Selling a house can be overwhelming and intimidating, as well as involving a long and complex process. That anxiety-producing process can be shortened by using an iBuyer. But is selling your house to an iBuyer really all that it’s made out to be? Is the convenience really worth it? Let’s find out. Let’s examine what is an iBuyer and what you should watch out for when selling your house in .
What Is an iBuyer and What Do They Offer?
The answer to the question “What is an iBuyer?” isn’t all that complicated, really. “An iBuyer is a real estate company that uses algorithms and technology to buy and resell homes quickly.
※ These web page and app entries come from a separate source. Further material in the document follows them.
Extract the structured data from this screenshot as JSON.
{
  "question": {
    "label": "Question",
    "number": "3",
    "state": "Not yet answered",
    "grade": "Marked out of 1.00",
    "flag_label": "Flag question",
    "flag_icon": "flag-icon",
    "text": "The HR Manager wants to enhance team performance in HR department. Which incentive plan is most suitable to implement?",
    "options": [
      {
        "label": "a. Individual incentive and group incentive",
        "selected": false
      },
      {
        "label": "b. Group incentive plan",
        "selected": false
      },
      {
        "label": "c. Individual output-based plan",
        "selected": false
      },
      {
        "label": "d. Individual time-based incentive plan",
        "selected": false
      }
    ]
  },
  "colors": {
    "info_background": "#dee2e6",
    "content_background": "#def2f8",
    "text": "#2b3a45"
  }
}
The ‘i’ is for ‘instant’.” (It’s also sometimes said that the “i” stands for “Internet.”)
“When selling a home to an iBuyer, you may get a cash offer in as little as 24 hours — not technically instant, but lightning-quick compared with the sometimes weeks or months it can take to stage and repeatedly show a home.” So the huge upsides of selling to an iBuyer are speed and convenience. And up until recently, another huge plus was the cash offer, but some companies have put these on hold owing to the coronavirus situation.
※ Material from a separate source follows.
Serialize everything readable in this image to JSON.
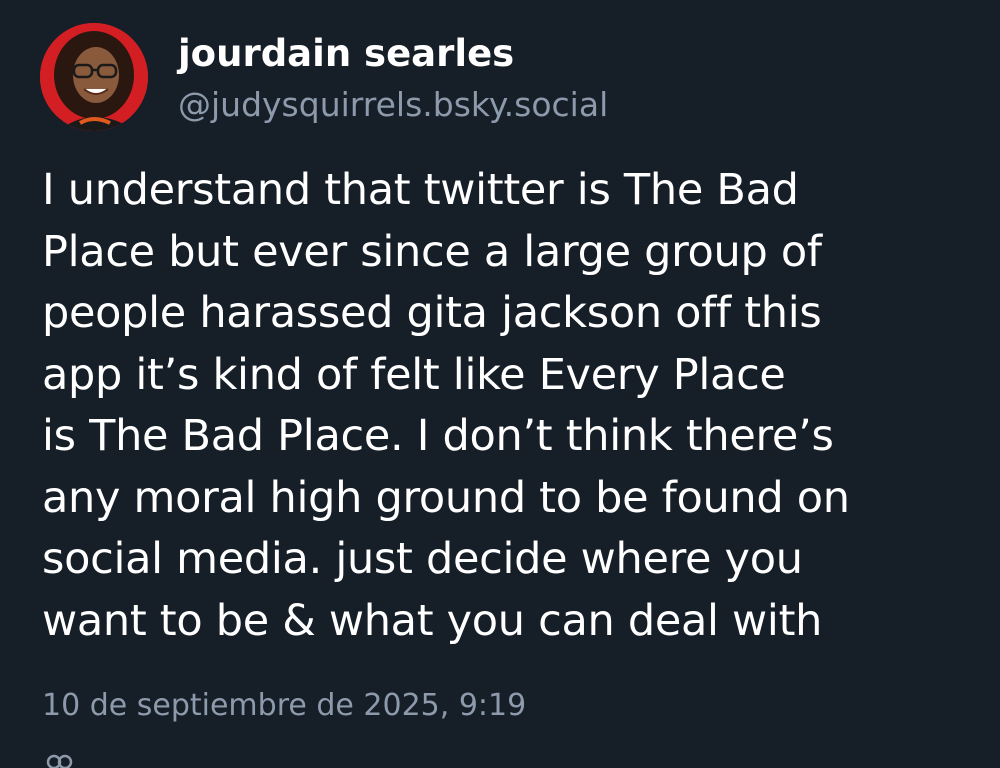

Typically, you can also buy a home from an iBuyer. Their digital platforms allow viewing homes and scheduling tours from the comfort of your living room. In addition, buying from an iBuyer is usually quicker than a traditional transaction because you don’t have to work around the seller’s schedule and timeline.
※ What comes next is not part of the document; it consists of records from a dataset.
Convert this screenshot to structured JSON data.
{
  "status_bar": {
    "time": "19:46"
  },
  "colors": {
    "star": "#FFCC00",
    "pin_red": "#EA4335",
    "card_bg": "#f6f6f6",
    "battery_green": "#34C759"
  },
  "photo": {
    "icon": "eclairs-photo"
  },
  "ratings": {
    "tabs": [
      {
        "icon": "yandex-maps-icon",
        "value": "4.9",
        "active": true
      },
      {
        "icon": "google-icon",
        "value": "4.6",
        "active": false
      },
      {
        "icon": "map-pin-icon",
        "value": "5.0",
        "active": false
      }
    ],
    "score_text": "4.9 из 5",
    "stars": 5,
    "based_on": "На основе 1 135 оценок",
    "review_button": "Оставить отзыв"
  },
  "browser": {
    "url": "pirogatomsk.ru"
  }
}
The biggest players among iBuyers are names you’ve probably heard: Opendoor, Zillow Offers, and Offerpad. This status is “based on their real estate transaction volume from January to October 2019.” The first of these leaders, Opendoor launched in 2014. Offerpad followed a year later, and Zillow Offers in 2018.
Although iBuyer transactions remain just a fraction of the real estate market, the phenomenon is growing. For example, “Offerpad, Opendoor, RedfinNow and Zillow Offers purchased 1% of homes sold in 2019 across more than 200 U.S. metro areas, according to a Redfin analysis. That’s almost double the 0.6% of homes iBuyers purchased in 2018.”
Working With an iBuyer
To fully answer the question “What is an iBuyer?” let’s take a look at what working with an iBuyer involves.
Typically, iBuyers promote their ability to enormously expedite the home buying process, making it both fast and easily navigable. Following are the common steps involved in selling to an iBuyer:
- You submit basic property information to the iBuyer through the company website or app.
- Using this information, the iBuyer assesses the value of your home and makes you an offer.
- You accept or reject the offer.
- If you accept, an in-person evaluation is made, followed by a final offer.
- You accept (or not).
- The transaction is completed (or not).
Things to Watch Out for When Selling Your House to an iBuyer
Now that we’ve answered the question “What is an iBuyer?” it’s time to get into the things to watch out for when selling your house to an iBuyer. The most salient cons are as follows:
- You may be offered less than full fair market value. “iBuyers,” those in the know say, “ostensibly try to offer full market value, but they are usually on the conservative side. You can generally expect an offer slightly under your actual fair market sale price that you could achieve by listing traditionally.”
- There will be substantial fees. It’s through these fees – usually about 1.3% more than with a traditional sale – that iBuyers make the bulk of their money.
- The offer is not really guaranteed. “While the iBuyers may make an initial offer on your home, the terms can change after they inspect your home. Or they may elect to withdraw their offer altogether due to new information.”
- It’s hard to qualify. Currently, iBuyers operate in only a handful of real estate markets, and they are extremely selective about the homes they’ll buy.
There another thing to consider in fully grasping the answer to “What is an iBuyer?” And that is the difference between “hard” and“soft” iBuying.
Hard iBuying involves buying your house outright for cash. The iBuyer then typically renovates it and then flips it.
Soft iBuying, on the other hand, involves a service like a bridge loan.“These companies usually don’t buy your home outright. Instead, they help you buy your next home without having to move out from your current home.”
Sort It All Out With Your Agent
So, what is an iBuyer? These are online companies designed to buy and allow people to sell homes quickly to avoid the wait and uncertainty involved in traditional sales. It can be mighty tempting to get it all over with fast, but there are, as we pointed out, some major drawbacks to consider. Talk to your local agent to find out which route is best for you. To discover more, give us a call at 866-593-7012.